> _YOUR GOAL_
Set down, in full, every record in the block.

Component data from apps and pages

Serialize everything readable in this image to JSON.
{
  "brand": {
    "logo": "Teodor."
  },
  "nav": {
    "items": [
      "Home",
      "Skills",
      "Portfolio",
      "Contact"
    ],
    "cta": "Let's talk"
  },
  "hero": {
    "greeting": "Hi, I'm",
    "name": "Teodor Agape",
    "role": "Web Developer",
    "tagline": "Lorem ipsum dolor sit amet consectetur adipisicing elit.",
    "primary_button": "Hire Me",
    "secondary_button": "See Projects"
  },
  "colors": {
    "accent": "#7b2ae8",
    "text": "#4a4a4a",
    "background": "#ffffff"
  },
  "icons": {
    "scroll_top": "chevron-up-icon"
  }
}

> _YOUR SOLUTION_
Serialize everything readable in this image to JSON.
{
  "brand": {
    "logo": "Teodor."
  },
  "nav": {
    "items": [
      "Home",
      "Skills",
      "Portfolio",
      "Contact"
    ],
    "cta": "Let's talk"
  },
  "hero": {
    "greeting": "Hi, I'm",
    "name": "Teodor Agape",
    "role": "Web Developer",
    "tagline": "Lorem ipsum dolor sit amet consectetur adipisicing elit.",
    "primary_button": "Hire Me",
    "secondary_button": "See Projects"
  },
  "colors": {
    "accent": "#7b2ae8",
    "text": "#4a4a4a",
    "background": "#ffffff"
  },
  "icons": {
    "scroll_top": "chevron-up-icon"
  }
}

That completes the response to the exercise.